** Data extracts follows **
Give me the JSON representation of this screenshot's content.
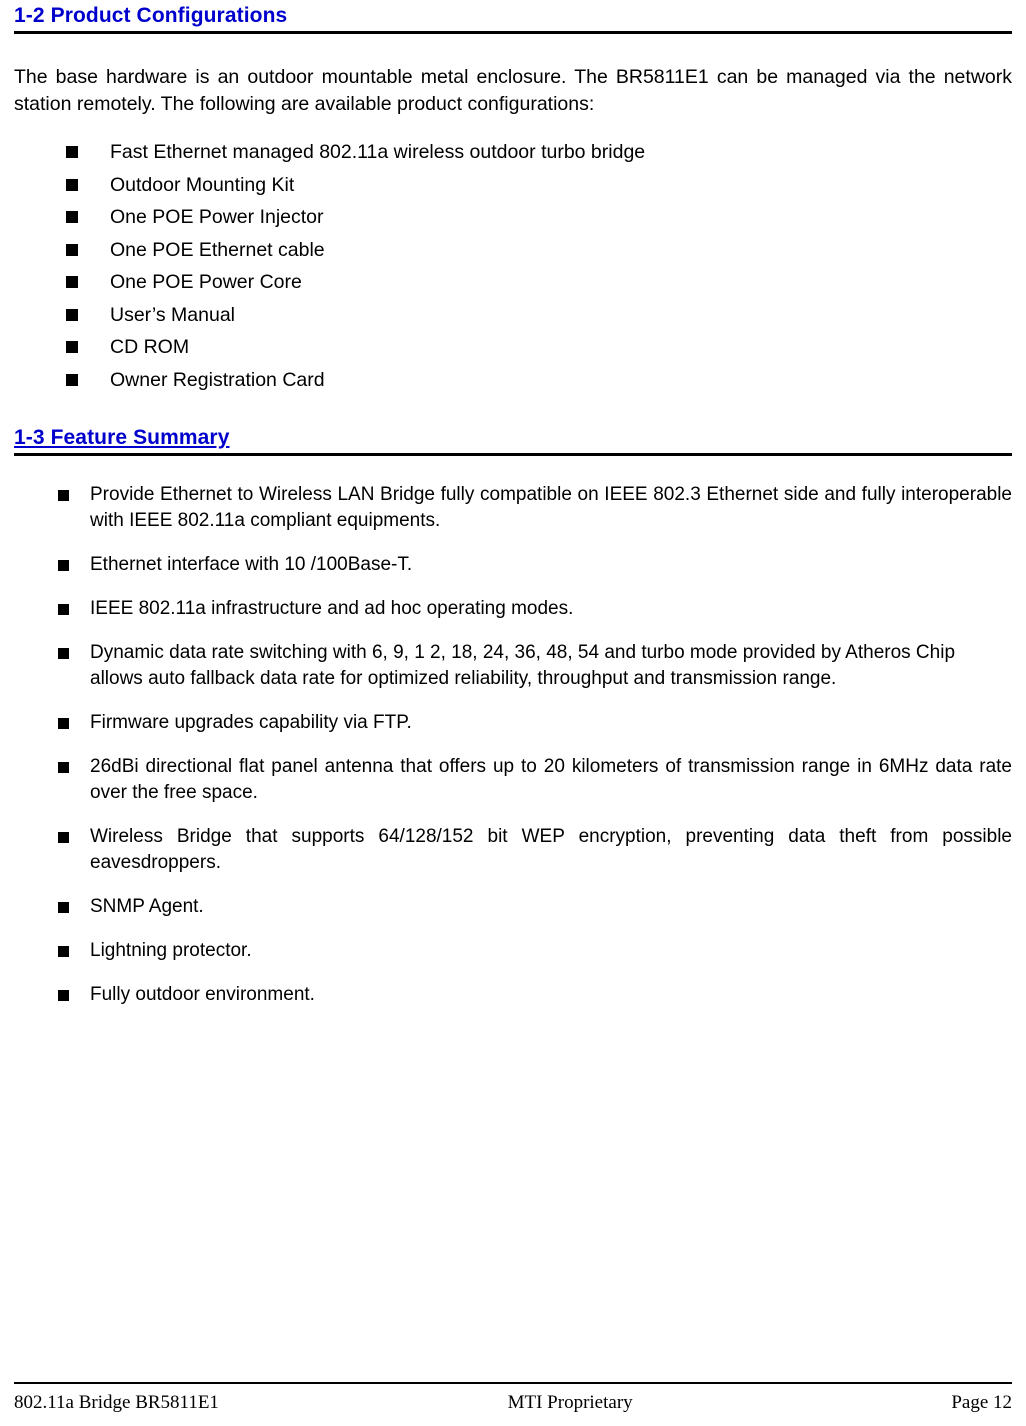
{
  "document": {
    "sections": [
      {
        "number": "1-2",
        "title": "1-2 Product Configurations",
        "underlined": false
      },
      {
        "number": "1-3",
        "title": "1-3 Feature Summary",
        "underlined": true
      }
    ],
    "intro_paragraph": "The base hardware is an outdoor mountable metal enclosure. The BR5811E1 can be managed via the network station remotely. The following are available product configurations:",
    "configurations": [
      "Fast Ethernet managed 802.11a wireless outdoor turbo bridge",
      "Outdoor Mounting Kit",
      "One POE Power Injector",
      "One POE Ethernet cable",
      "One POE Power Core",
      "User’s Manual",
      "CD ROM",
      "Owner Registration Card"
    ],
    "features": [
      "Provide Ethernet to Wireless LAN Bridge fully compatible on IEEE 802.3 Ethernet side and fully interoperable with IEEE 802.11a compliant equipments.",
      "Ethernet interface with 10 /100Base-T.",
      "IEEE 802.11a infrastructure and ad hoc operating modes.",
      "Dynamic data rate switching with 6, 9, 1 2, 18, 24, 36, 48, 54 and turbo mode provided by Atheros Chip allows auto fallback data rate for optimized reliability, throughput and transmission range.",
      "Firmware upgrades capability via FTP.",
      "26dBi directional flat panel antenna that offers up to 20 kilometers of transmission range in 6MHz data rate over the free space.",
      "Wireless Bridge that supports 64/128/152 bit WEP encryption, preventing data theft from possible eavesdroppers.",
      "SNMP Agent.",
      "Lightning protector.",
      "Fully outdoor environment."
    ],
    "footer": {
      "left": "802.11a Bridge BR5811E1",
      "center": "MTI Proprietary",
      "right": "Page 12"
    },
    "colors": {
      "heading": "#0000cd",
      "text": "#000000",
      "background": "#ffffff"
    }
  }
}
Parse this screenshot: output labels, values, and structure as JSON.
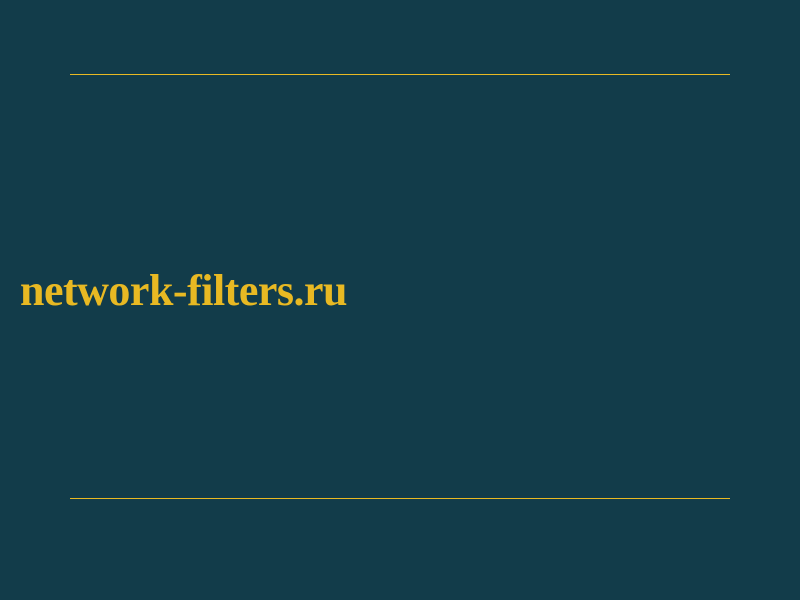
{
  "domain": "network-filters.ru",
  "colors": {
    "background": "#123c4a",
    "accent": "#e8b923"
  }
}
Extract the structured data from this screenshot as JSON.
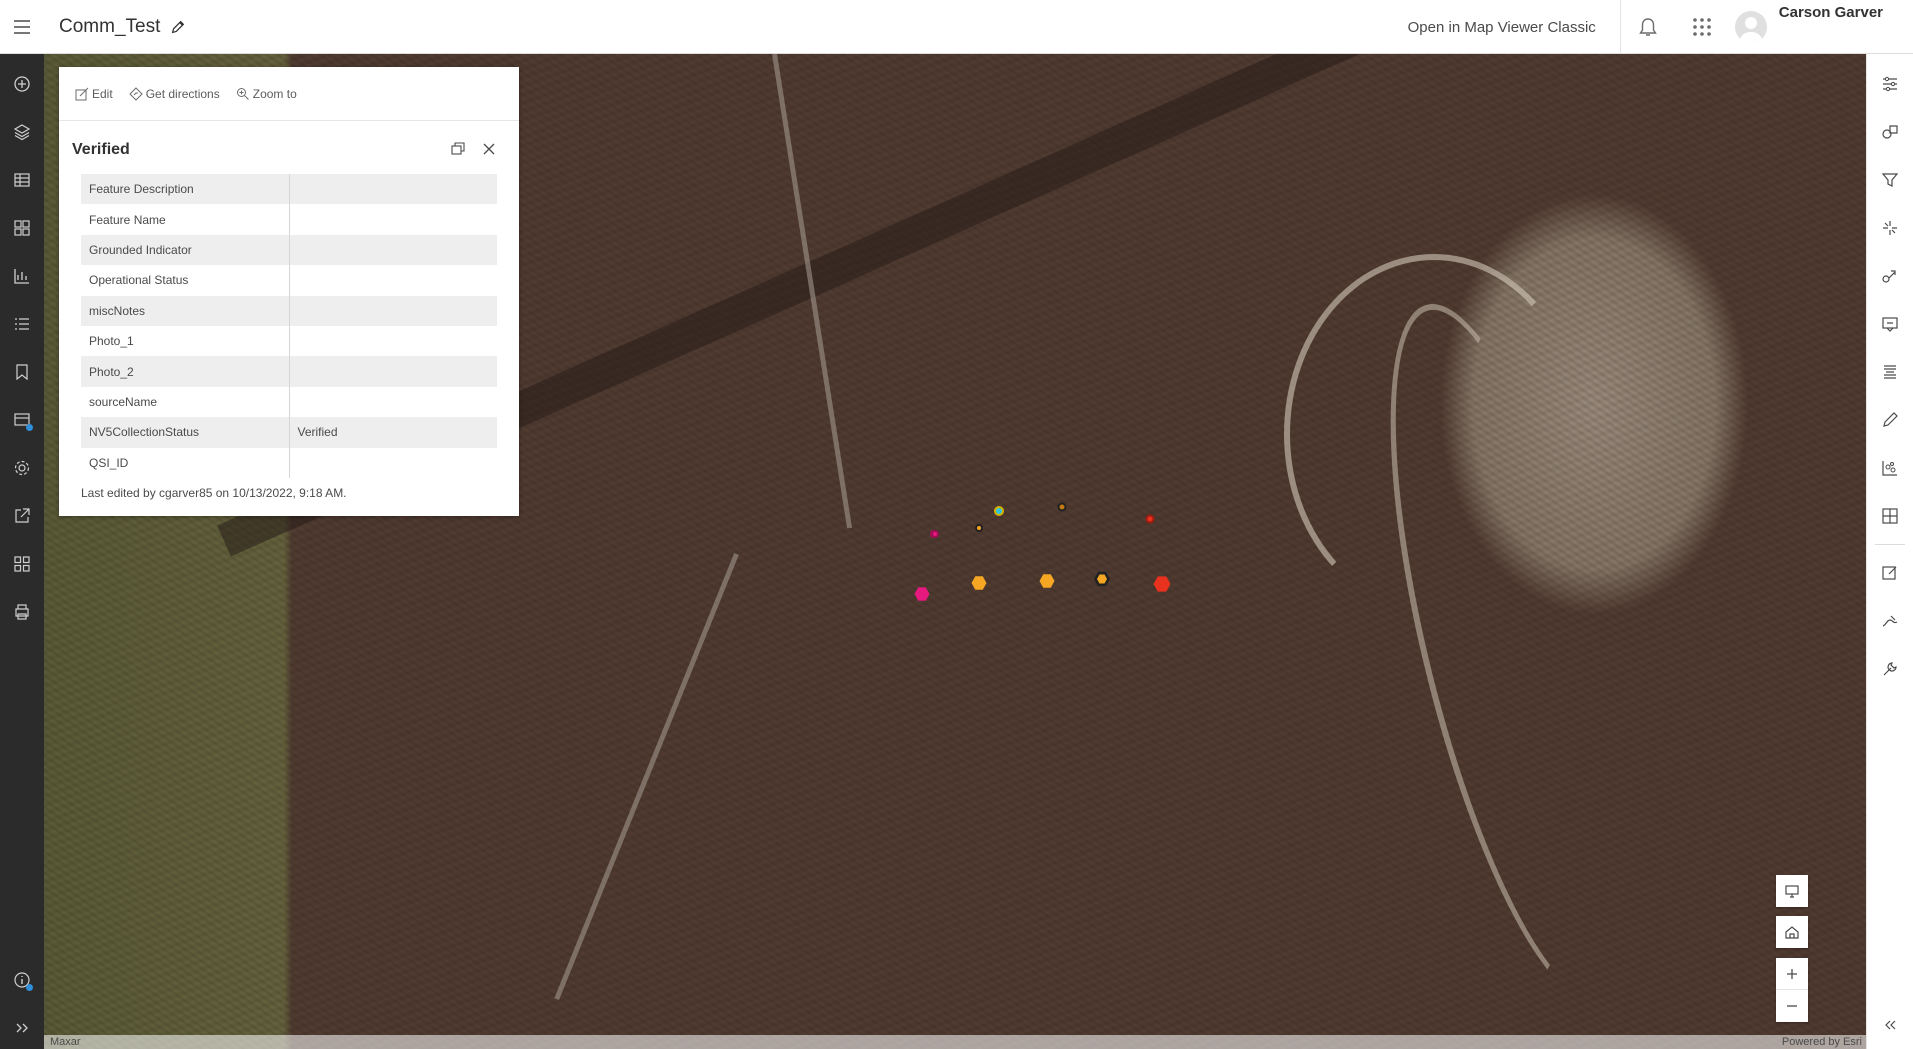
{
  "header": {
    "title": "Comm_Test",
    "open_classic": "Open in Map Viewer Classic",
    "user_name": "Carson Garver"
  },
  "left_bar": {
    "items": [
      "add-icon",
      "layers-icon",
      "table-icon",
      "basemap-icon",
      "charts-icon",
      "legend-icon",
      "bookmarks-icon",
      "analysis-icon",
      "properties-icon",
      "share-icon",
      "grid-icon",
      "print-icon"
    ],
    "bottom": [
      "info-icon",
      "expand-icon"
    ]
  },
  "right_bar": {
    "items": [
      "properties-icon",
      "styles-icon",
      "filter-icon",
      "effects-icon",
      "pop-ups-icon",
      "labels-icon",
      "fields-icon",
      "forms-icon",
      "clustering-icon",
      "aggregation-icon",
      "sketch-icon",
      "edit-icon",
      "configure-icon"
    ]
  },
  "popup": {
    "actions": {
      "edit": "Edit",
      "directions": "Get directions",
      "zoom": "Zoom to"
    },
    "title": "Verified",
    "attributes": [
      {
        "key": "Feature Description",
        "value": ""
      },
      {
        "key": "Feature Name",
        "value": ""
      },
      {
        "key": "Grounded Indicator",
        "value": ""
      },
      {
        "key": "Operational Status",
        "value": ""
      },
      {
        "key": "miscNotes",
        "value": ""
      },
      {
        "key": "Photo_1",
        "value": ""
      },
      {
        "key": "Photo_2",
        "value": ""
      },
      {
        "key": "sourceName",
        "value": ""
      },
      {
        "key": "NV5CollectionStatus",
        "value": "Verified"
      },
      {
        "key": "QSI_ID",
        "value": ""
      }
    ],
    "footer": "Last edited by cgarver85 on 10/13/2022, 9:18 AM."
  },
  "map": {
    "basemap_attribution": "Maxar",
    "powered_by": "Powered by Esri",
    "colors": {
      "orange": "#f5a623",
      "magenta": "#e6197e",
      "red": "#e8321e",
      "cyan": "#2ec4e0",
      "dark": "#222222"
    }
  }
}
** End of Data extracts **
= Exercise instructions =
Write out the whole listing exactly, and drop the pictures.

= Written response =
Give me the JSON representation of this screenshot's content.
{
  "document": {
    "sections": [
      {
        "number": "1-2",
        "title": "1-2 Product Configurations",
        "underlined": false
      },
      {
        "number": "1-3",
        "title": "1-3 Feature Summary",
        "underlined": true
      }
    ],
    "intro_paragraph": "The base hardware is an outdoor mountable metal enclosure. The BR5811E1 can be managed via the network station remotely. The following are available product configurations:",
    "configurations": [
      "Fast Ethernet managed 802.11a wireless outdoor turbo bridge",
      "Outdoor Mounting Kit",
      "One POE Power Injector",
      "One POE Ethernet cable",
      "One POE Power Core",
      "User’s Manual",
      "CD ROM",
      "Owner Registration Card"
    ],
    "features": [
      "Provide Ethernet to Wireless LAN Bridge fully compatible on IEEE 802.3 Ethernet side and fully interoperable with IEEE 802.11a compliant equipments.",
      "Ethernet interface with 10 /100Base-T.",
      "IEEE 802.11a infrastructure and ad hoc operating modes.",
      "Dynamic data rate switching with 6, 9, 1 2, 18, 24, 36, 48, 54 and turbo mode provided by Atheros Chip allows auto fallback data rate for optimized reliability, throughput and transmission range.",
      "Firmware upgrades capability via FTP.",
      "26dBi directional flat panel antenna that offers up to 20 kilometers of transmission range in 6MHz data rate over the free space.",
      "Wireless Bridge that supports 64/128/152 bit WEP encryption, preventing data theft from possible eavesdroppers.",
      "SNMP Agent.",
      "Lightning protector.",
      "Fully outdoor environment."
    ],
    "footer": {
      "left": "802.11a Bridge BR5811E1",
      "center": "MTI Proprietary",
      "right": "Page 12"
    },
    "colors": {
      "heading": "#0000cd",
      "text": "#000000",
      "background": "#ffffff"
    }
  }
}
Parse this screenshot: output labels, values, and structure as JSON.
{
  "domain": "network-filters.ru",
  "colors": {
    "background": "#123c4a",
    "accent": "#e8b923"
  }
}
Extract the structured data from this screenshot as JSON.
{
  "header": {
    "title": "Comm_Test",
    "open_classic": "Open in Map Viewer Classic",
    "user_name": "Carson Garver"
  },
  "left_bar": {
    "items": [
      "add-icon",
      "layers-icon",
      "table-icon",
      "basemap-icon",
      "charts-icon",
      "legend-icon",
      "bookmarks-icon",
      "analysis-icon",
      "properties-icon",
      "share-icon",
      "grid-icon",
      "print-icon"
    ],
    "bottom": [
      "info-icon",
      "expand-icon"
    ]
  },
  "right_bar": {
    "items": [
      "properties-icon",
      "styles-icon",
      "filter-icon",
      "effects-icon",
      "pop-ups-icon",
      "labels-icon",
      "fields-icon",
      "forms-icon",
      "clustering-icon",
      "aggregation-icon",
      "sketch-icon",
      "edit-icon",
      "configure-icon"
    ]
  },
  "popup": {
    "actions": {
      "edit": "Edit",
      "directions": "Get directions",
      "zoom": "Zoom to"
    },
    "title": "Verified",
    "attributes": [
      {
        "key": "Feature Description",
        "value": ""
      },
      {
        "key": "Feature Name",
        "value": ""
      },
      {
        "key": "Grounded Indicator",
        "value": ""
      },
      {
        "key": "Operational Status",
        "value": ""
      },
      {
        "key": "miscNotes",
        "value": ""
      },
      {
        "key": "Photo_1",
        "value": ""
      },
      {
        "key": "Photo_2",
        "value": ""
      },
      {
        "key": "sourceName",
        "value": ""
      },
      {
        "key": "NV5CollectionStatus",
        "value": "Verified"
      },
      {
        "key": "QSI_ID",
        "value": ""
      }
    ],
    "footer": "Last edited by cgarver85 on 10/13/2022, 9:18 AM."
  },
  "map": {
    "basemap_attribution": "Maxar",
    "powered_by": "Powered by Esri",
    "colors": {
      "orange": "#f5a623",
      "magenta": "#e6197e",
      "red": "#e8321e",
      "cyan": "#2ec4e0",
      "dark": "#222222"
    }
  }
}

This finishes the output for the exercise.